|(CC-BY-NC-ND) by tamaki|
My brothers played the violin, learning via the Suzuki method, which is a method that teaches young children to play using the same principles of language learning—first you listen, then you imitate, then, when you are already proficient at producing speech (or music in this case) you learn to read.
When I was four or so, I started dancing to my brothers' "listening tapes," the music they were learning to play. My mother, instead of taking this as a sign to get me dance lessons (which was what I wanted), decided to get me piano lessons instead.
Now, in the grand, grand scheme of things, I don't play piano very well. I took lessons for seven years, until just after I turned eleven. One thing I remember most about piano lessons is how unbelievably tedious they were—having to learn to put my fingers in exactly the right order, practicing scales. I remember my teacher telling me things like "this needs to be even" or telling me to bend my wrist more. Her rigid insistence that it wasn't enough just to get all the notes right, I also had to bother with the mezzo pianos and the mezzo fortes (there's a difference?) and that even though fortissimo was a super fun volume, the keys still had to be struck just so.
And every day I had to practice for at least a half an hour. Crazy.
I quit piano at the end of fifth grade so that I could take saxophone lessons instead, and be in the middle school band. I played sax all through middle school, high school, and college (there is absolutely nothing comparable to being in a Big Ten marching band, let me tell you that right now).
But a weird thing happened when I was in high school. One of my mothers' harp students mistakenly bought the Suzuki Piano books four, five, and six, thinking they would have the right music for her. They didn't, but my mom offered to buy the books from her since the music was still playable (for those of you who don't know, harp music is written the same way as piano music, it just gets extra notations and more care is taken regarding what notes the harpist is likely to be able to hit in succession).
So I put them at the piano. And I started practicing.
Four years after I stopped taking piano lessons, I started coming home from school and practicing one, two, sometimes four hours a night. No one was holding me accountable for learning the music, I was just learning it.
And weird things started happening. When my fingers kept tripping over a passage, I looked at the music for...the written fingering. I put my fingers in the order the page said to, and the passage became easier to play. When I tried to learn Für Elise, I got to the section with the repeated note in the left hand (2:11), and it kept speeding up and slowing down and it just never sounded right. I read the fingerings and switched back and forth between my second finger and thumb...and I made it even.
All those crappy things that drove me crazy, the things that I felt were totally arbitrary and got in the way of me making music...my teacher had insisted on them not because they were rules, but because they constituted good technique. And employing them was the difference between playing smooth, beautiful music, and banging on the piano.

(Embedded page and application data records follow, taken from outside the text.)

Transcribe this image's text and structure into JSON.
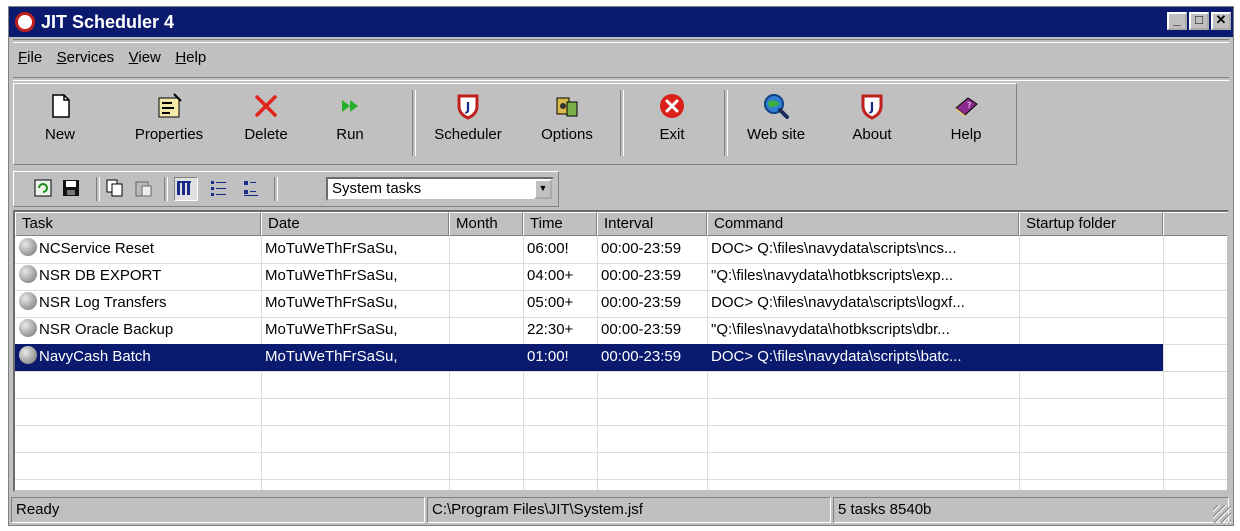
{
  "window": {
    "title": "JIT Scheduler 4"
  },
  "menu": [
    {
      "label": "File",
      "hotkey": "F"
    },
    {
      "label": "Services",
      "hotkey": "S"
    },
    {
      "label": "View",
      "hotkey": "V"
    },
    {
      "label": "Help",
      "hotkey": "H"
    }
  ],
  "toolbar": {
    "new": "New",
    "properties": "Properties",
    "delete": "Delete",
    "run": "Run",
    "scheduler": "Scheduler",
    "options": "Options",
    "exit": "Exit",
    "website": "Web site",
    "about": "About",
    "help": "Help"
  },
  "filter": {
    "selected": "System tasks"
  },
  "table": {
    "columns": [
      "Task",
      "Date",
      "Month",
      "Time",
      "Interval",
      "Command",
      "Startup folder"
    ],
    "rows": [
      {
        "task": "NCService Reset",
        "date": "MoTuWeThFrSaSu,",
        "month": "",
        "time": "06:00!",
        "interval": "00:00-23:59",
        "command": "DOC> Q:\\files\\navydata\\scripts\\ncs...",
        "folder": ""
      },
      {
        "task": "NSR DB EXPORT",
        "date": "MoTuWeThFrSaSu,",
        "month": "",
        "time": "04:00+",
        "interval": "00:00-23:59",
        "command": "\"Q:\\files\\navydata\\hotbkscripts\\exp...",
        "folder": ""
      },
      {
        "task": "NSR Log Transfers",
        "date": "MoTuWeThFrSaSu,",
        "month": "",
        "time": "05:00+",
        "interval": "00:00-23:59",
        "command": "DOC> Q:\\files\\navydata\\scripts\\logxf...",
        "folder": ""
      },
      {
        "task": "NSR Oracle Backup",
        "date": "MoTuWeThFrSaSu,",
        "month": "",
        "time": "22:30+",
        "interval": "00:00-23:59",
        "command": "\"Q:\\files\\navydata\\hotbkscripts\\dbr...",
        "folder": ""
      },
      {
        "task": "NavyCash Batch",
        "date": "MoTuWeThFrSaSu,",
        "month": "",
        "time": "01:00!",
        "interval": "00:00-23:59",
        "command": "DOC> Q:\\files\\navydata\\scripts\\batc...",
        "folder": ""
      }
    ],
    "selected_row": 4
  },
  "status": {
    "state": "Ready",
    "path": "C:\\Program Files\\JIT\\System.jsf",
    "summary": "5 tasks  8540b"
  },
  "colors": {
    "titlebar": "#0a1a6e",
    "chrome": "#c0c0c0",
    "selection": "#0a1a6e"
  }
}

I didn't understand that at eleven. But at eighteen, I got it. I used it. Not because someone was telling me it was how it was best done, but because I could see it was how it was best done.
I've written before about "the rules" of writing. Things like, try to avoid using speech tags if you can. Make your sentences active. Show, don't tell. When I took my first few writing seminars, I remember having the same, bristled response to being told what to do. What if I wanted that sentence to be passive? And this character to "sigh" their words instead of say them? Who were these people to tell me what to do?
But as I went on writing, I found the same things happened at the computer keyboard that happened at the piano one. This section is weak? I removed the passive voice. This dialogue reads clunkily? I edited the speech tags. When I started trying to make my writing sharper, I found myself doing all the things people had told me I should do...not because they'd told me to, but because it made the "music" more beautiful.
This post is mostly written as the result of conversations with a friend of mine, who is struggling with her first crit group and being told that she needs to do certain things. I've become better at explaining exactly why those certain things result in more beautiful music (which, in my opinion, is the part music and writing teachers often skip!), but it's still a process she has to go through. There's a time when you're just listening to your piano teacher, and doing things because she said so. And it chafes, and you don't get it, and it's maddening.
But then there's the moment when the changes come from within, when it's you trying to make the music.
And then comes that amazing realization that people were steering you right all along.